Bubbly flows less freely after tough year in Europe
ÃParis • Europeans are finding fewer reasons to pop open a bottle of Champagne as another year of economic troubles and high unemployment saps the region's appetite for the finer things. Although the latest industry figures show that sales might be on the wane in Europe, other markets, particularly Japan and the United States, are developing a taste for a glass of bubbly.
In what is certain to be bad news for the vineyards, France Champagne's largest market is drinking fewer bottles. Sales of Champagne for the country were down 4.9 percent, and 5 percent elsewhere in the 27-country European Union, in the first nine months of 2012, compared with the same period in 2011, according to CIVC, the national association of growers and producers of the wine.
Nineteen months of rising unemployment and growing fears that the worst is yet to come have taken their toll on France nearly seven in 10 French are worried about their country's future, according to a recent poll.
"The French are pessimist by nature," said Antoine Chiquet, whose family has been producing Champagne for three generations and wine for eight. "We had a difficult election, we're in an economy where Europe's foundations are being questioned."

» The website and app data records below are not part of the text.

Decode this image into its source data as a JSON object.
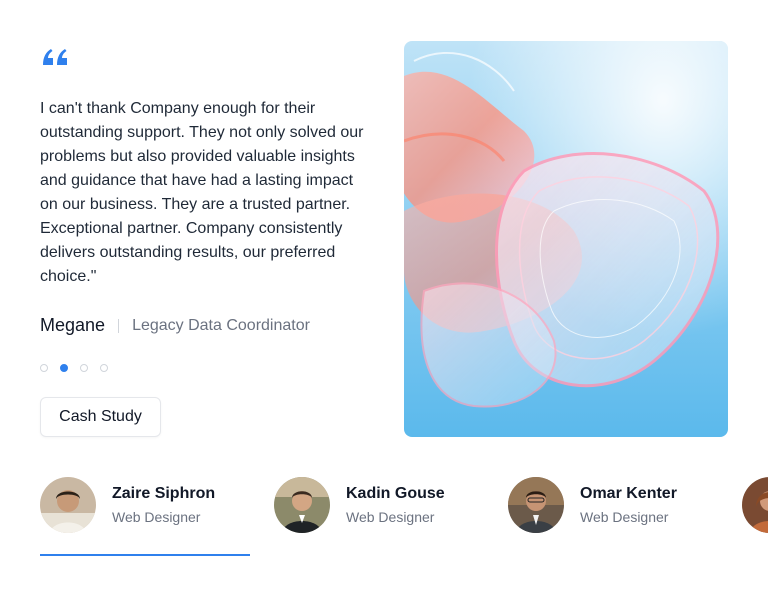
{
  "testimonial": {
    "quote": "I can't thank Company enough for their outstanding support. They not only solved our problems but also provided valuable insights and guidance that have had a lasting impact on our business. They are a trusted partner. Exceptional partner. Company consistently delivers outstanding results, our preferred choice.\"",
    "author_name": "Megane",
    "author_role": "Legacy Data Coordinator",
    "quote_icon": "quote-icon",
    "accent_color": "#2f80ed"
  },
  "pagination": {
    "count": 4,
    "active_index": 1
  },
  "cta": {
    "label": "Cash Study"
  },
  "hero_image": {
    "icon": "abstract-glass-image"
  },
  "people": [
    {
      "name": "Zaire Siphron",
      "role": "Web Designer",
      "active": true
    },
    {
      "name": "Kadin Gouse",
      "role": "Web Designer",
      "active": false
    },
    {
      "name": "Omar Kenter",
      "role": "Web Designer",
      "active": false
    },
    {
      "name": "",
      "role": "",
      "active": false
    }
  ]
}
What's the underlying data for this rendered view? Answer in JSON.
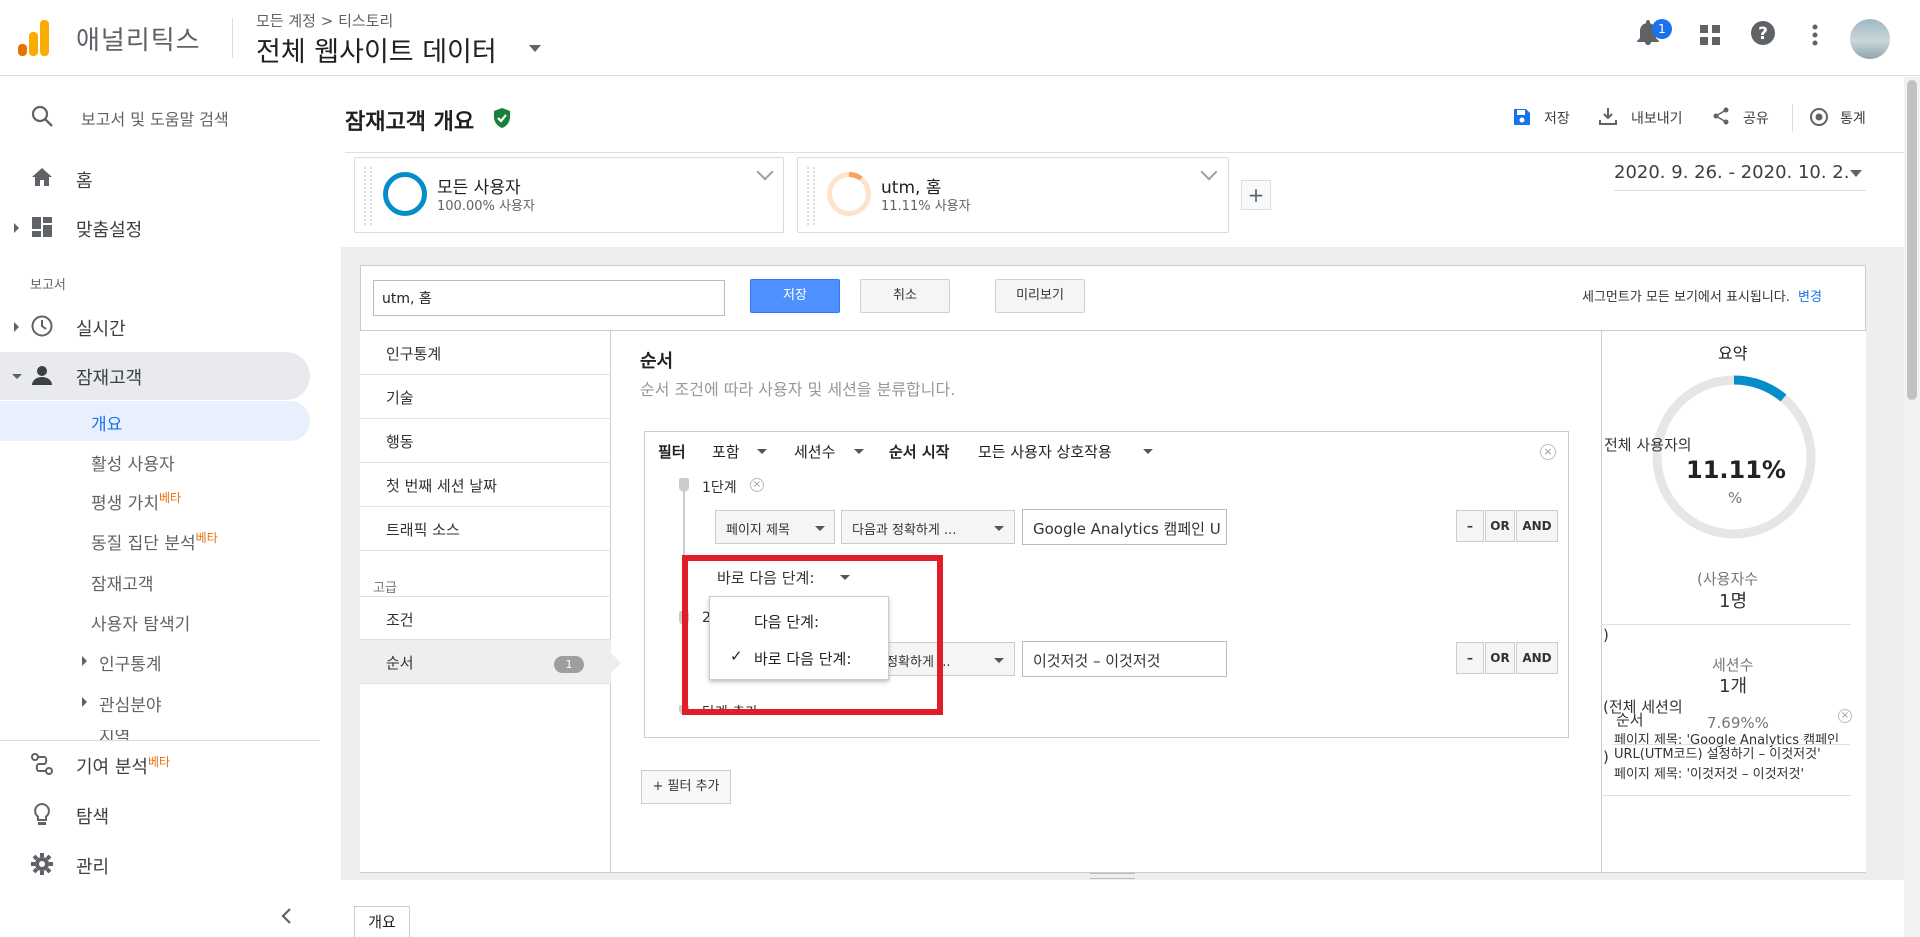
{
  "header": {
    "app_name": "애널리틱스",
    "breadcrumb_account": "모든 계정",
    "breadcrumb_sep": ">",
    "breadcrumb_property": "티스토리",
    "view_name": "전체 웹사이트 데이터",
    "notification_count": "1",
    "icons": [
      "bell-icon",
      "apps-icon",
      "help-icon",
      "more-vert-icon",
      "avatar"
    ]
  },
  "sidebar": {
    "search_placeholder": "보고서 및 도움말 검색",
    "home": "홈",
    "customization": "맞춤설정",
    "reports_section": "보고서",
    "realtime": "실시간",
    "audience": "잠재고객",
    "audience_items": [
      {
        "label": "개요",
        "beta": ""
      },
      {
        "label": "활성 사용자",
        "beta": ""
      },
      {
        "label": "평생 가치",
        "beta": "베타"
      },
      {
        "label": "동질 집단 분석",
        "beta": "베타"
      },
      {
        "label": "잠재고객",
        "beta": ""
      },
      {
        "label": "사용자 탐색기",
        "beta": ""
      },
      {
        "label": "인구통계",
        "beta": ""
      },
      {
        "label": "관심분야",
        "beta": ""
      },
      {
        "label": "지역",
        "beta": ""
      }
    ],
    "attribution": "기여 분석",
    "attribution_beta": "베타",
    "discover": "탐색",
    "admin": "관리"
  },
  "page": {
    "title": "잠재고객 개요",
    "actions": {
      "save": "저장",
      "export": "내보내기",
      "share": "공유",
      "insights": "통계"
    },
    "segments": [
      {
        "title": "모든 사용자",
        "sub": "100.00% 사용자",
        "color": "#058dc7"
      },
      {
        "title": "utm, 홈",
        "sub": "11.11% 사용자",
        "color": "#f5a45d"
      }
    ],
    "plus": "+",
    "date_range": "2020. 9. 26. - 2020. 10. 2."
  },
  "editor": {
    "segment_name": "utm, 홈",
    "save": "저장",
    "cancel": "취소",
    "preview": "미리보기",
    "visibility_text": "세그먼트가 모든 보기에서 표시됩니다.",
    "change_link": "변경",
    "categories": [
      "인구통계",
      "기술",
      "행동",
      "첫 번째 세션 날짜",
      "트래픽 소스"
    ],
    "advanced_label": "고급",
    "advanced": [
      "조건",
      "순서"
    ],
    "sequence_badge": "1",
    "sequence_title": "순서",
    "sequence_desc": "순서 조건에 따라 사용자 및 세션을 분류합니다.",
    "filter_label": "필터",
    "include": "포함",
    "sessions": "세션수",
    "seq_start_label": "순서 시작",
    "seq_start_value": "모든 사용자 상호작용",
    "step1_label": "1단계",
    "step2_label": "2",
    "step1_dim": "페이지 제목",
    "step1_match": "다음과 정확하게 ...",
    "step1_value": "Google Analytics 캠페인 U",
    "step2_match": "과 정확하게 ...",
    "step2_value": "이것저것 – 이것저것",
    "op_minus": "–",
    "op_or": "OR",
    "op_and": "AND",
    "next_step_selector": "바로 다음 단계:",
    "dropdown_options": [
      "다음 단계:",
      "바로 다음 단계:"
    ],
    "dropdown_checked": "✓",
    "add_step": "단계 추가",
    "add_filter": "+ 필터 추가"
  },
  "summary": {
    "title": "요약",
    "percent_prefix": "전체 사용자의",
    "percent": "11.11%",
    "percent_unit": "%",
    "users_label": "(사용자수",
    "users_value": "1명",
    "paren_close": ")",
    "sessions_label": "세션수",
    "sessions_value": "1개",
    "sessions_prefix": "(전체 세션의",
    "sessions_pct": "7.69%%",
    "seq_label": "순서",
    "seq_line1": "페이지 제목: 'Google Analytics 캠페인",
    "seq_line2": "URL(UTM코드) 설정하기 – 이것저것'",
    "seq_line3": "페이지 제목: '이것저것 – 이것저것'",
    "gauge_fraction": 0.1111
  },
  "bottom_tab": "개요",
  "colors": {
    "accent": "#1a73e8",
    "save_blue": "#4d90fe",
    "highlight_red": "#e21d2b",
    "beta_orange": "#e8710a",
    "verified_green": "#188038"
  }
}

Nonetheless, the country managed to drink 175.7 million bottles of Champagne from Nov. 1, 2011, to Oct. 31, according to CIVC enough for nearly 3 bottles a year for every man, woman and child but about 10 million bottles fewer than the previous year. In contrast, the U.S. consumed enough for 1.5 bottles per person in 2010, the latest figures available from the California-based Wine Institute.
Although the news out of France and Europe is bad, CIVC figures show export sales were up 3 percent in the first three quarters of the year. Top markets included the U.S., Japan and, to a lesser extent, China. A total of 19.4 million bottles of Champagne went to the United States and 7.9 million went to Japan the only two countries outside Europe in the top seven export markets.
Takayasu Ogata, a Tokyo-based sommelier, said Champagne and sparkling wine consumption is climbing in Japan at a time when overall wine demand peaked about 2000. According to the French figures, Champagne consumption alone was up nearly 7 percent over a year there.
"Both individuals and restaurants are taking to Champagnes with personality, including those that are from small makers but taste good," he said.
Lower price is another reason. Gone are the days when a bottle of Moet & Chandon went for $60 or more in Japan. These days, you can get real Champagne for as little as $25.
Of course, for those with rich tastes and a budget to match there are still lots of expensive Champagnes, selling for 10 times that, according to Ogata, who works at Venture Republic, an Internet retailer, and is in charge of wines.
China is also emerging as a potentially strong market for a glass of fizz, although the numbers remain small. In 2011, the latest figures available, it ranked 19th in export markets for Champagne, apparently because consumers are less discriminating about precise origins. According to an EU ruling, only sparkling wine made in a particular region in northeast France is allowed to carry the name Champagne. The United States makes some exceptions, as long as the labeling is clear.
The sales manager at the BHG supermarket in a luxury shopping mall in Beijing confirmed that Champagne budgets are largely out of reach in China, saying most customers at the chic store will instead choose sparkling wine: "The most expensive Champagne is $1,250 a bottle at my store, but the most expensive sparkling wine is only $43," said the manager, who gave his surname, Hou.
Chiquet, whose label Gaston Chiquet produces about 200,000 bottles a year, said France and Europe generally will remain the most important markets for Champagne. But for the numbers to climb again "we'll have to rediscover optimism."
"Champagne remains a drink for celebrating the big events of life," said Chiquet. "Happily for sales, at the end of the year, the French rely on tradition. Still, we're not going to catch up. Unfortunately, what's lost already is lost."